» **What you will do**
Scan the data below for lines holding the word "water", and copy each line found.

··· Available data

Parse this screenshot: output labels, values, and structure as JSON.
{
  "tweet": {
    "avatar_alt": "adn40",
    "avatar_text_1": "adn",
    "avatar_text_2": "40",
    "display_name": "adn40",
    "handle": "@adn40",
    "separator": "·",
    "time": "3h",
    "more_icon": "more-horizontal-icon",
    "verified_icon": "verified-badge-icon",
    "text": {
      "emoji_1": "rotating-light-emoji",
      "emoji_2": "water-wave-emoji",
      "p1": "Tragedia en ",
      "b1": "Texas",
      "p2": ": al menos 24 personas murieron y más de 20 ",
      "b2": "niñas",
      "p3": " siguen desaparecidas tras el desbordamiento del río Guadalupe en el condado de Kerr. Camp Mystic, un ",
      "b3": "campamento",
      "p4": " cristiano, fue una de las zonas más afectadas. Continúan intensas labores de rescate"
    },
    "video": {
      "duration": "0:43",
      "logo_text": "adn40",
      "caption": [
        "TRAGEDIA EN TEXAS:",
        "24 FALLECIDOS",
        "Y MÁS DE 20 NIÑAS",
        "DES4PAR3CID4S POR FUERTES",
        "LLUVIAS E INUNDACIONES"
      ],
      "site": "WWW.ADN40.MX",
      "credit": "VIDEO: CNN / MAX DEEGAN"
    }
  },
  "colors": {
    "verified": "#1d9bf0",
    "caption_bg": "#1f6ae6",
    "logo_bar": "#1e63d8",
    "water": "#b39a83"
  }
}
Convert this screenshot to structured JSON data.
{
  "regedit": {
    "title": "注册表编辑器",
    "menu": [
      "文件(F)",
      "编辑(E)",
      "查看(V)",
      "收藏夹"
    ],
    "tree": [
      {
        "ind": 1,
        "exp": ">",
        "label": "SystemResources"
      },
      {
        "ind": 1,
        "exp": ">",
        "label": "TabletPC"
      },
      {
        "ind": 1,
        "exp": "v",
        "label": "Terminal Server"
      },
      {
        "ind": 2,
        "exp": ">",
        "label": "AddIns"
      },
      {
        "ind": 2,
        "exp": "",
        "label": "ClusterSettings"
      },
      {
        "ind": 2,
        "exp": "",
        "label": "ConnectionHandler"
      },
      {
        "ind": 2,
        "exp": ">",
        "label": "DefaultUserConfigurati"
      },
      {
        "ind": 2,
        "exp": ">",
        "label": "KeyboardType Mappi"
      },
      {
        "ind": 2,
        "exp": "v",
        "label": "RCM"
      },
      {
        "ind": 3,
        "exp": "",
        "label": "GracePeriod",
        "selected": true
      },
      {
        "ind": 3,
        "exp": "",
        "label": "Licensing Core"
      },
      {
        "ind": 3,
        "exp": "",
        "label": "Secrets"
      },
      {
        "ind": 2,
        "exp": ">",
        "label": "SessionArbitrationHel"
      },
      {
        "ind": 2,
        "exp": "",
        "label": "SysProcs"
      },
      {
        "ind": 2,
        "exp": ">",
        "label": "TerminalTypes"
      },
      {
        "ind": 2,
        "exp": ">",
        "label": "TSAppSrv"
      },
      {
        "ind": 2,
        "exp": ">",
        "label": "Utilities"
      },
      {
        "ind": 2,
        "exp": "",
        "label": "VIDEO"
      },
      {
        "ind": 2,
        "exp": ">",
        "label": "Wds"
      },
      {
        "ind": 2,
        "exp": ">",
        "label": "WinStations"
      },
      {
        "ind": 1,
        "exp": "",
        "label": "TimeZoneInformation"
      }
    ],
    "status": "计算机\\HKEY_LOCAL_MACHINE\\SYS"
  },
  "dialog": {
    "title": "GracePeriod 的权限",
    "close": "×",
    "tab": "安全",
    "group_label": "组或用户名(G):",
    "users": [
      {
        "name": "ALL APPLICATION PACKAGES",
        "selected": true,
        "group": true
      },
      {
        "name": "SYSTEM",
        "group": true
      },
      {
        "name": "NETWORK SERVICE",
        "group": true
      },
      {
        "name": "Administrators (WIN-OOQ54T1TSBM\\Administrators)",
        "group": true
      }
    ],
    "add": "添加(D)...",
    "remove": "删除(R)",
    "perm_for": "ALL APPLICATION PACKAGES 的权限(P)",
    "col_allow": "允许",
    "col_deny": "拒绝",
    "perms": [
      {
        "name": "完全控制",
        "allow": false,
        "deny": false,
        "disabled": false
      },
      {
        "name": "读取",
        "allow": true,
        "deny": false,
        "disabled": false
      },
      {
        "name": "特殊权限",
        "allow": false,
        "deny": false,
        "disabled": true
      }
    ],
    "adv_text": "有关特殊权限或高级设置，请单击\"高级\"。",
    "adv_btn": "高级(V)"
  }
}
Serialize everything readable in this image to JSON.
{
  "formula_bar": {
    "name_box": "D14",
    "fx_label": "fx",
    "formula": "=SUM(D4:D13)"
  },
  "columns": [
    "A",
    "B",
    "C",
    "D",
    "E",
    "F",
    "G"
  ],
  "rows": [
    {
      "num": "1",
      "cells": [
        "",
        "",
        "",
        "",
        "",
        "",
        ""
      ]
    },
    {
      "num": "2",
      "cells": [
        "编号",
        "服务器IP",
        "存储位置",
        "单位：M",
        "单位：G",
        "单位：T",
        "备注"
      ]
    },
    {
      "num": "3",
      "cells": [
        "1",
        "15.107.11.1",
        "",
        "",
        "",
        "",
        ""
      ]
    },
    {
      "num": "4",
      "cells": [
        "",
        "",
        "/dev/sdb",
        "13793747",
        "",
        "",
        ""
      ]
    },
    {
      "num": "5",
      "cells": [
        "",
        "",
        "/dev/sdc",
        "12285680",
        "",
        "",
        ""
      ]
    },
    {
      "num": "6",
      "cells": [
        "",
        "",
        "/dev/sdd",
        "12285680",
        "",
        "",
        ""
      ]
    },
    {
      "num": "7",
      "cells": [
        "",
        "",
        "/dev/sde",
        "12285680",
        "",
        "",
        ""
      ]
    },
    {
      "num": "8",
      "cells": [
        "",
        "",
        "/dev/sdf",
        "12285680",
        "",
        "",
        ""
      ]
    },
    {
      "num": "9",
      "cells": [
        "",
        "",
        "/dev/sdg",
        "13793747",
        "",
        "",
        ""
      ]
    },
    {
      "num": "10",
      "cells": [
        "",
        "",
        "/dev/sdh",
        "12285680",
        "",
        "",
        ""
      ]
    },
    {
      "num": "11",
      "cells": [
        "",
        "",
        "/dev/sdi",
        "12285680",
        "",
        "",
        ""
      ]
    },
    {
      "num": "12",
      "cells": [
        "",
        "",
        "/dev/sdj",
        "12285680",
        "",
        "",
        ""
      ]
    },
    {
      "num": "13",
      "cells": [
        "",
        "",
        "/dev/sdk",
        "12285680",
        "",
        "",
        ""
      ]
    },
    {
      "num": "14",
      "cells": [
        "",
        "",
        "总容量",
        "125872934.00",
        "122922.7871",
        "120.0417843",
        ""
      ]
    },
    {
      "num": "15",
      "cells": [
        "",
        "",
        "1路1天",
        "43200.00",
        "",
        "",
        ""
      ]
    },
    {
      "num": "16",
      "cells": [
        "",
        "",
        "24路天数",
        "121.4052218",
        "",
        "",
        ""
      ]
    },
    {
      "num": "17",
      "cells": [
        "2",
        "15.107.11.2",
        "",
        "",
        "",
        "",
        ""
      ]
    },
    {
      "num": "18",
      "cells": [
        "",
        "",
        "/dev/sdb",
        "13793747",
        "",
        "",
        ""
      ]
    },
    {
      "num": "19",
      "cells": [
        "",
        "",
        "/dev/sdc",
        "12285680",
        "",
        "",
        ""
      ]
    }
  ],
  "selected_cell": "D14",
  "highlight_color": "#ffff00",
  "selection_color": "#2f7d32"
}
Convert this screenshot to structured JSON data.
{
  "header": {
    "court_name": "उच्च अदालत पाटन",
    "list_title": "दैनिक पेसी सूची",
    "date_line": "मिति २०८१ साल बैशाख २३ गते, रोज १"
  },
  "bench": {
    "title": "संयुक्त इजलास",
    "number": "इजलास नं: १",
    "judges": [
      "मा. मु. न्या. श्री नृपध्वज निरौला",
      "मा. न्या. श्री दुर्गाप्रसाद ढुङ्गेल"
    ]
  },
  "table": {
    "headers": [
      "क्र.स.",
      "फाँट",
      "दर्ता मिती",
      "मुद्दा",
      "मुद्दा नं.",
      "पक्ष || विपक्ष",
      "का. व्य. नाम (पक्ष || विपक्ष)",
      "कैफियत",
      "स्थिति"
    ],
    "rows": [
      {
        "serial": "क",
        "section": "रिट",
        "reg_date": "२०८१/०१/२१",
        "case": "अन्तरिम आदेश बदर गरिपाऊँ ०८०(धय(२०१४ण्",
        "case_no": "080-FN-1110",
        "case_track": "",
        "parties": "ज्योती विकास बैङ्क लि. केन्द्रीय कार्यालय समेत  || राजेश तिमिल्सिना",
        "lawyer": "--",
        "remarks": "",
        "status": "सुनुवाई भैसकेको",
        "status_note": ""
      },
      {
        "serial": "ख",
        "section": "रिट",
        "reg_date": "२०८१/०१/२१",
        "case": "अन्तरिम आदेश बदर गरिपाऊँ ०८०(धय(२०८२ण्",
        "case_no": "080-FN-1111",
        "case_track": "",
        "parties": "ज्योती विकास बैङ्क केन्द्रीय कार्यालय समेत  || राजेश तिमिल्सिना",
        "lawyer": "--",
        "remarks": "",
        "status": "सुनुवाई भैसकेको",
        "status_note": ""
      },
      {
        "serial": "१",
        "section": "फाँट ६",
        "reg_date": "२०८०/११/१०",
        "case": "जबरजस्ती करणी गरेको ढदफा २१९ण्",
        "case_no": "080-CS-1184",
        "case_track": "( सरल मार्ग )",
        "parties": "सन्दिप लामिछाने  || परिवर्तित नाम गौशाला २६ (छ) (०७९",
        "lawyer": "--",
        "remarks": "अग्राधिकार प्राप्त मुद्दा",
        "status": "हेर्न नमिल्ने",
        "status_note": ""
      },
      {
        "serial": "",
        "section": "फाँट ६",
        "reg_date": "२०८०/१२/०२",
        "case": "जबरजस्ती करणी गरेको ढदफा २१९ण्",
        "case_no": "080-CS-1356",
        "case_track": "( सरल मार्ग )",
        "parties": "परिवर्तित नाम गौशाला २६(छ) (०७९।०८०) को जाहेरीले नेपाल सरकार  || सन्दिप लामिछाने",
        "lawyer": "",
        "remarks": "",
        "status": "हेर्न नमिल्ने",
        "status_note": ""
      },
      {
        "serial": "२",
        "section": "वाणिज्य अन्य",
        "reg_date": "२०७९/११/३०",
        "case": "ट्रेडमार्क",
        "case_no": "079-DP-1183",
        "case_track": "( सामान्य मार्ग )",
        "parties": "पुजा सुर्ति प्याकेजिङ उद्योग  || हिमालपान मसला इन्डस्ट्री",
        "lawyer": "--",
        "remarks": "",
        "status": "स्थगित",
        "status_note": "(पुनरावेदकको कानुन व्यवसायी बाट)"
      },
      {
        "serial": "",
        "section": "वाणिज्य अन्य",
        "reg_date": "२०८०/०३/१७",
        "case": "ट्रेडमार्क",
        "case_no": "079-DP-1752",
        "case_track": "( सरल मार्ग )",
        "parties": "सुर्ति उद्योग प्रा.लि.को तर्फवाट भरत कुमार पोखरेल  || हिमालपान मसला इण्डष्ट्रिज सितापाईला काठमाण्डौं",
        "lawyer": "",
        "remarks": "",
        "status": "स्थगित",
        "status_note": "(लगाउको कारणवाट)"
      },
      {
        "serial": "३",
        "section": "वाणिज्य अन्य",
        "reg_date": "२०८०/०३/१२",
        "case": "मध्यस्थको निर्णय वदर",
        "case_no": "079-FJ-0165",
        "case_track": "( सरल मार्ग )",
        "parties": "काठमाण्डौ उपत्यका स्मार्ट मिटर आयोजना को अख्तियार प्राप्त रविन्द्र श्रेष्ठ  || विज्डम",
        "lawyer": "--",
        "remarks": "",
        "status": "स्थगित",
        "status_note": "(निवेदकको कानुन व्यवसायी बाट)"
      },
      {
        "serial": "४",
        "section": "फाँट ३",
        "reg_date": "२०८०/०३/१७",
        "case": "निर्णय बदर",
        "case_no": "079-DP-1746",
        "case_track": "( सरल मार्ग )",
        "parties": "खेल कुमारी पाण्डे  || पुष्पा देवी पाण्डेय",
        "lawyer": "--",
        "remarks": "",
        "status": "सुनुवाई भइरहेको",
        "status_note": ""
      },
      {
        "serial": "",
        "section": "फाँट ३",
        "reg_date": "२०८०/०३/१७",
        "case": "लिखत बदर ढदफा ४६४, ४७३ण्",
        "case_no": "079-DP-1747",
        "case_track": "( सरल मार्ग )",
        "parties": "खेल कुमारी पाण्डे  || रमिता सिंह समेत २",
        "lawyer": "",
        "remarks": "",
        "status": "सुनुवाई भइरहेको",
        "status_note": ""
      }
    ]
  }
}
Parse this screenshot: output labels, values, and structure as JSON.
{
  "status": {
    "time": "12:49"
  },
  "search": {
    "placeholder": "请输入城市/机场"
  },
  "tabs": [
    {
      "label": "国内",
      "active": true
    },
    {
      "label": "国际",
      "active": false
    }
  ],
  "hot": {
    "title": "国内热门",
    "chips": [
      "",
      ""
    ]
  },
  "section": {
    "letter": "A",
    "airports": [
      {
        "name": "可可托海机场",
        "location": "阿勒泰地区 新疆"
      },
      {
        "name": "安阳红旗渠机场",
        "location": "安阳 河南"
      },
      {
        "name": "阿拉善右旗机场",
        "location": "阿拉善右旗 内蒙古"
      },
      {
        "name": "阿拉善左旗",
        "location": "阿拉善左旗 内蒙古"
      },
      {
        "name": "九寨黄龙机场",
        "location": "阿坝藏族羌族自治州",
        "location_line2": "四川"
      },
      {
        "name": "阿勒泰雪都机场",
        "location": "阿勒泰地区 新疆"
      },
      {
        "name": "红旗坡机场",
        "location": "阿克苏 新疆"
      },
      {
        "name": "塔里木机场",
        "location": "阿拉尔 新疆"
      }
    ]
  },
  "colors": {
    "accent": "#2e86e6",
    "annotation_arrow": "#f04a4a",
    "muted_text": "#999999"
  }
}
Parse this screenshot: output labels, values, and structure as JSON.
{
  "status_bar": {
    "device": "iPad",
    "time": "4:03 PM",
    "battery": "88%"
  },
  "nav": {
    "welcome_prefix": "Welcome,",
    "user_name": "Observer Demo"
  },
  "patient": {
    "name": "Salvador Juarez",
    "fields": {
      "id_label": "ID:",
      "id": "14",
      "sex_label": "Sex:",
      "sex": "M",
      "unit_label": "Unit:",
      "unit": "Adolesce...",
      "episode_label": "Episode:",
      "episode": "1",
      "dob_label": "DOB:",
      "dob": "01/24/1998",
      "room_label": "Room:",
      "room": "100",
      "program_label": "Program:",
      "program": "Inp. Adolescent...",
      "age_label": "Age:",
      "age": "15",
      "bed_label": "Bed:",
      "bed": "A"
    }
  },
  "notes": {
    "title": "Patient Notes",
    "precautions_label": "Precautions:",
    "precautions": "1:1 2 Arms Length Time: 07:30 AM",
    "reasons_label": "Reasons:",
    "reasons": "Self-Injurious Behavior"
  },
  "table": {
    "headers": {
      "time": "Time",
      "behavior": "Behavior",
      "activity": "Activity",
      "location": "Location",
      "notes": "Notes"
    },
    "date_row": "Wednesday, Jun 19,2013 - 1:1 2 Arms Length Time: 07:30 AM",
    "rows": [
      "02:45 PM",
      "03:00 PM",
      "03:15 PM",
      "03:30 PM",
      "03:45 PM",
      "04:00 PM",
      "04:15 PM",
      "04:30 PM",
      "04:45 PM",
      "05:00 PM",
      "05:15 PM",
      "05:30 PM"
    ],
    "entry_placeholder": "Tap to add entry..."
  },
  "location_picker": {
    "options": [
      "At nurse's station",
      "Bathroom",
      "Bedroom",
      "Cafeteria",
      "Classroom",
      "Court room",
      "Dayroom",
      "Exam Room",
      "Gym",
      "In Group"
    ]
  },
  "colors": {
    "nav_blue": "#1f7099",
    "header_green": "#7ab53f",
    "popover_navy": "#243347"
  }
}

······

» **Expected answer**
      "emoji_2": "water-wave-emoji",
    "water": "#b39a83"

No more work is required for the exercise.